Task requirements: Filter these entries down to lines holding "icon".

-- Data in this exercise follows --

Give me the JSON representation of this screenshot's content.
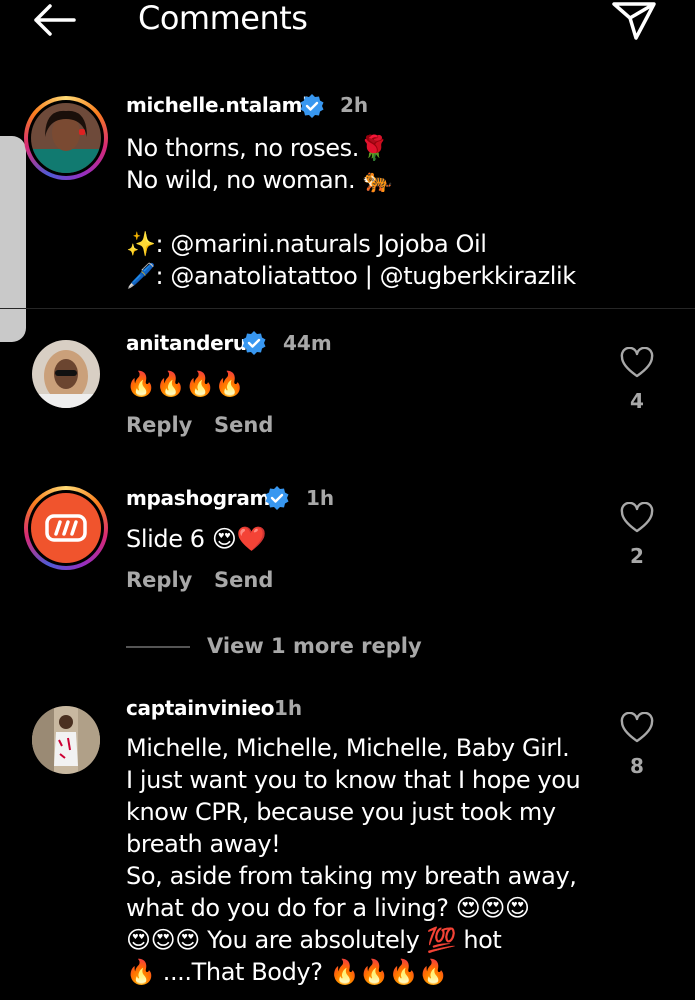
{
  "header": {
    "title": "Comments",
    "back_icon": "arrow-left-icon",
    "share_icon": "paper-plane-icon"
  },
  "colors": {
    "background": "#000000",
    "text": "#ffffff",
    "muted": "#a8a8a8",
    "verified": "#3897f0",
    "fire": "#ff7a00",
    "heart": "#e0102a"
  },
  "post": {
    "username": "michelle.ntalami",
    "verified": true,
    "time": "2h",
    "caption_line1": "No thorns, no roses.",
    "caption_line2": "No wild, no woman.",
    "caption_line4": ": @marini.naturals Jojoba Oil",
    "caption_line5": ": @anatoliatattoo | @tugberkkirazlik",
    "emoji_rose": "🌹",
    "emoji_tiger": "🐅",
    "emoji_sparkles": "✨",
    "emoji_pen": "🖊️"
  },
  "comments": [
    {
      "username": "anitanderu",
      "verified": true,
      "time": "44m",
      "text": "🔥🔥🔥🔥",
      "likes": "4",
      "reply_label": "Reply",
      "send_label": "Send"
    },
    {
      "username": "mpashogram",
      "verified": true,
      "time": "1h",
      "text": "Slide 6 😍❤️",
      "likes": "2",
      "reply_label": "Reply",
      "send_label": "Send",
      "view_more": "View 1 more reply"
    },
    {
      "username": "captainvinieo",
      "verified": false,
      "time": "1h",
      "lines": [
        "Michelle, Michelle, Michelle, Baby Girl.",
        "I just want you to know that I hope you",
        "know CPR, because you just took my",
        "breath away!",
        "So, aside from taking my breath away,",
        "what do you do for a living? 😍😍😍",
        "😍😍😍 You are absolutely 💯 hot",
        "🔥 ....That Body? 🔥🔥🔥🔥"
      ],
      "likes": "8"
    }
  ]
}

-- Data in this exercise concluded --
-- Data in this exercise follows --

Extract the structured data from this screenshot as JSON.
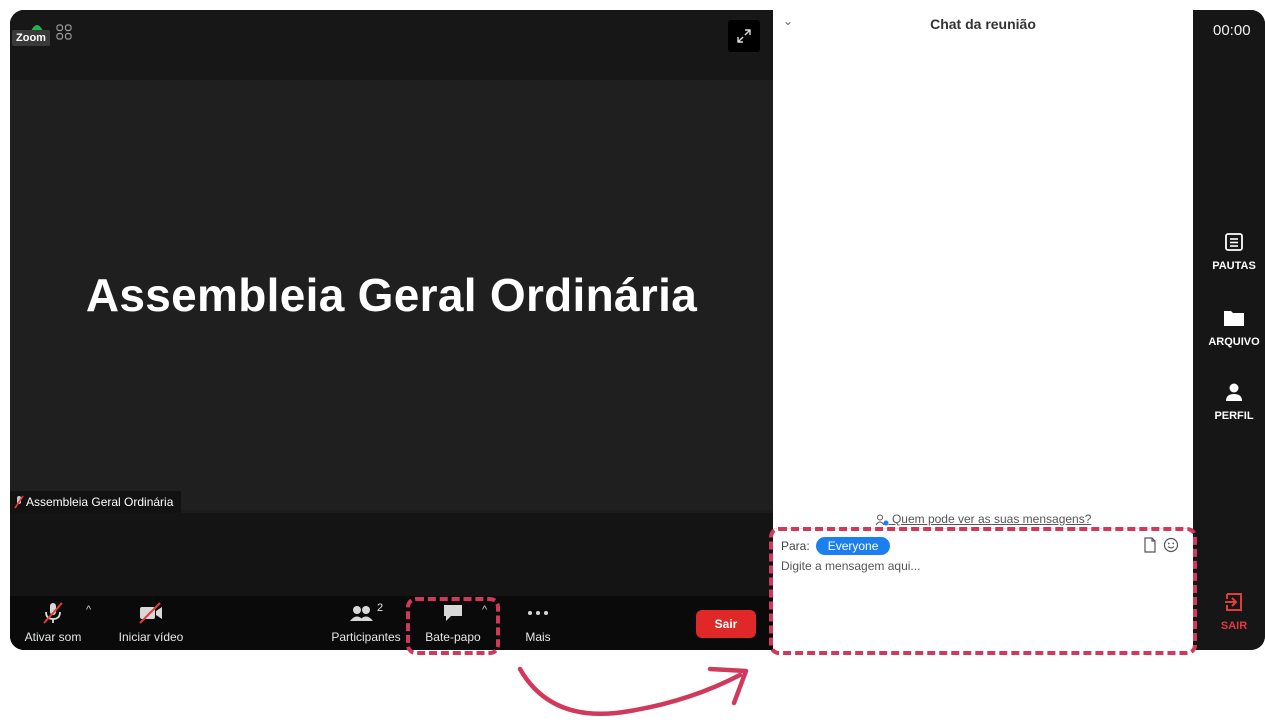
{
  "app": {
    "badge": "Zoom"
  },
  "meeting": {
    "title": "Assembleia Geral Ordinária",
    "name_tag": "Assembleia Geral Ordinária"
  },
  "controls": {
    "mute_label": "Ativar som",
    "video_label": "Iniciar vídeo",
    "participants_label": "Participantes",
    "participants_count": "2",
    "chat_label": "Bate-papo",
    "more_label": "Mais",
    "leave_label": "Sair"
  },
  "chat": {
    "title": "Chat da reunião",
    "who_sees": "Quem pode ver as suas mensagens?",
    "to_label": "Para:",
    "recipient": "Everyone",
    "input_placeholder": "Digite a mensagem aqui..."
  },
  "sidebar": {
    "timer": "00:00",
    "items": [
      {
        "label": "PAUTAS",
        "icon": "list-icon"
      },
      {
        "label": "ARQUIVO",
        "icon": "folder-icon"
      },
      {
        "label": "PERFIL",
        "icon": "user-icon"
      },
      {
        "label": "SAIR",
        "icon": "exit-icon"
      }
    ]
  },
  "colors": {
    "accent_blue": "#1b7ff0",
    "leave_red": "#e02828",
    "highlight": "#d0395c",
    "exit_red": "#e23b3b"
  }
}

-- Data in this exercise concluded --

Written answer:
    "back_icon": "arrow-left-icon",
    "share_icon": "paper-plane-icon"
        "icon": "list-icon"
        "icon": "folder-icon"
        "icon": "user-icon"
        "icon": "exit-icon"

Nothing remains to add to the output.